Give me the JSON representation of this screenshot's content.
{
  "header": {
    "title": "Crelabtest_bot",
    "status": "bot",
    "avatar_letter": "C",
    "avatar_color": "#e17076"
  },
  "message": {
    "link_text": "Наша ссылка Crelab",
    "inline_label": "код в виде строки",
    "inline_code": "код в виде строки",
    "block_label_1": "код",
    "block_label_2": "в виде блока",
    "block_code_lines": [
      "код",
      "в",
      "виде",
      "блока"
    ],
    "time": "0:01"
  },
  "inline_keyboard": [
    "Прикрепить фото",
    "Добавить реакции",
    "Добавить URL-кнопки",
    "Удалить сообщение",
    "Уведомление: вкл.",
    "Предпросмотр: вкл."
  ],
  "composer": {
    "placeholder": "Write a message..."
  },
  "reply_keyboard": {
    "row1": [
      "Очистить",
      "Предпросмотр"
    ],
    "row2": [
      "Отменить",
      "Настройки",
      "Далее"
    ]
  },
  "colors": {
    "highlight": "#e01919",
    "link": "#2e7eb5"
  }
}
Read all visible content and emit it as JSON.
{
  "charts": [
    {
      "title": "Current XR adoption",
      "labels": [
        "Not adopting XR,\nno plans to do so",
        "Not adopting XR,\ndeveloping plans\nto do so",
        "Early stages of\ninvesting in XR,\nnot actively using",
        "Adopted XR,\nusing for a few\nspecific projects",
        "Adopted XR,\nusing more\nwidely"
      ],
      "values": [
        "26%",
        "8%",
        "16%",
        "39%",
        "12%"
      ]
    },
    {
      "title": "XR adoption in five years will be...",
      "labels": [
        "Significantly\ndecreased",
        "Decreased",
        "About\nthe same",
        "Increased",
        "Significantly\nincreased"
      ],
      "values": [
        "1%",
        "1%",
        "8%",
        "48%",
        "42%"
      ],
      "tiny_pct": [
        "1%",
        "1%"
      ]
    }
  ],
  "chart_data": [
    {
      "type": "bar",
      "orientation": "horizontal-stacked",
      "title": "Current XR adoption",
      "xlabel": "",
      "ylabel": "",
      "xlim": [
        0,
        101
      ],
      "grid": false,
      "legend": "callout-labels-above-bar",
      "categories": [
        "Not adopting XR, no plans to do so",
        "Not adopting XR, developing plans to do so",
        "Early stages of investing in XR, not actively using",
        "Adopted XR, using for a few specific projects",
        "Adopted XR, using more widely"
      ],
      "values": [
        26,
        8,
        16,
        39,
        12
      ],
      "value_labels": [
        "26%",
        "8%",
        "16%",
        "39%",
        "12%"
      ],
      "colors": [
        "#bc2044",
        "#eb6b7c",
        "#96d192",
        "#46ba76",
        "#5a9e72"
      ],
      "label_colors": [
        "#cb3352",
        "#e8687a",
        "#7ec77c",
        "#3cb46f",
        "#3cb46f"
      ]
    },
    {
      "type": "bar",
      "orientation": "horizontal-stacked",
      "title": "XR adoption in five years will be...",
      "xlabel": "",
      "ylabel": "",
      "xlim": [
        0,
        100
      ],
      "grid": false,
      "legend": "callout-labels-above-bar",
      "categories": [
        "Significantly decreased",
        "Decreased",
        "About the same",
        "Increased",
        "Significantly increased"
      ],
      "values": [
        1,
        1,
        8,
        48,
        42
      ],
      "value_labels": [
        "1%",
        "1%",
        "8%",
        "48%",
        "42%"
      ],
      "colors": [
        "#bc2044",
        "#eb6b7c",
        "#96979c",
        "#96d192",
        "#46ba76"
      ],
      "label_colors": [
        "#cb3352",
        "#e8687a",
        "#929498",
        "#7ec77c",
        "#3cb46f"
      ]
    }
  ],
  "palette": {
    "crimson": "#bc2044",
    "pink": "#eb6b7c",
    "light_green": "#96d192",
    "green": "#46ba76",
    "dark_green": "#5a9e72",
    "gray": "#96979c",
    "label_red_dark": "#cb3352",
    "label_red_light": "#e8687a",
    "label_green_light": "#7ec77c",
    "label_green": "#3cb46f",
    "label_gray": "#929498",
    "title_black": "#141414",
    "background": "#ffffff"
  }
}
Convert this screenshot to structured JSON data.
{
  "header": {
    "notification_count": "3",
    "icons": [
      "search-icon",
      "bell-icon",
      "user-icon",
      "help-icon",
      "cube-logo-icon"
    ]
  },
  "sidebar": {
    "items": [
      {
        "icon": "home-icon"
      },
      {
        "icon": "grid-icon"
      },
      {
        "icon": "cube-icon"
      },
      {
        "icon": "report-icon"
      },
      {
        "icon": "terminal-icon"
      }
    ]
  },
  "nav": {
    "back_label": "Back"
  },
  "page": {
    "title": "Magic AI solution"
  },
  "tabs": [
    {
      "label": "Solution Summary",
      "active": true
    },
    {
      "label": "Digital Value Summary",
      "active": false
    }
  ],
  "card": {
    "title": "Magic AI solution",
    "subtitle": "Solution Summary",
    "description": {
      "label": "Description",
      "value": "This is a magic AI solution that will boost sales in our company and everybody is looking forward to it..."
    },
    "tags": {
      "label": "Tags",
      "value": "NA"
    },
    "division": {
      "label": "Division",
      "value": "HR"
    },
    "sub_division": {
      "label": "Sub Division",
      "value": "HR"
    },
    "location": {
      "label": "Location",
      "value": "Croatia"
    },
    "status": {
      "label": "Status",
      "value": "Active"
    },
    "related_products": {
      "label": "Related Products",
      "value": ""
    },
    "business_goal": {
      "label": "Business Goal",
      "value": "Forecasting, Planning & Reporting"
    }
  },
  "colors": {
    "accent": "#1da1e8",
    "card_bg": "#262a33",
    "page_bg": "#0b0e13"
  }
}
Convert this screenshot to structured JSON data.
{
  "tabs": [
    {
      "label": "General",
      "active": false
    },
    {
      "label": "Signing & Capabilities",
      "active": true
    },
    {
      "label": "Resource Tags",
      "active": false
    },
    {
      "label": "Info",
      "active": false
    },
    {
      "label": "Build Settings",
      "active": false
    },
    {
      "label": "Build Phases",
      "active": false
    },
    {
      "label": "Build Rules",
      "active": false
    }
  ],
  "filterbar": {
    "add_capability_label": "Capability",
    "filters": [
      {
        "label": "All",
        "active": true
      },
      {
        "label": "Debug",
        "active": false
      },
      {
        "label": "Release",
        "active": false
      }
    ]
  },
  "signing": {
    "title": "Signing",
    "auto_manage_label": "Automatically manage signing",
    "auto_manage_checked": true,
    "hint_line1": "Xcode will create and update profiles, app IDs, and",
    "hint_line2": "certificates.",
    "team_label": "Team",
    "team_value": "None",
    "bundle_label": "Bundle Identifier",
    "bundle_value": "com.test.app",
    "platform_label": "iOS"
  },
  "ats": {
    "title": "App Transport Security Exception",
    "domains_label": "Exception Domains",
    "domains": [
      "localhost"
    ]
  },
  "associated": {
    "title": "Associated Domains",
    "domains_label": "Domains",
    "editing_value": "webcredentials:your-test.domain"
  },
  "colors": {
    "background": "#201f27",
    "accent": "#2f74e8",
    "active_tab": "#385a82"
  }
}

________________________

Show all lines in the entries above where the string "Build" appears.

* **Expected answer**
      "label": "Build Settings",
      "label": "Build Phases",
      "label": "Build Rules",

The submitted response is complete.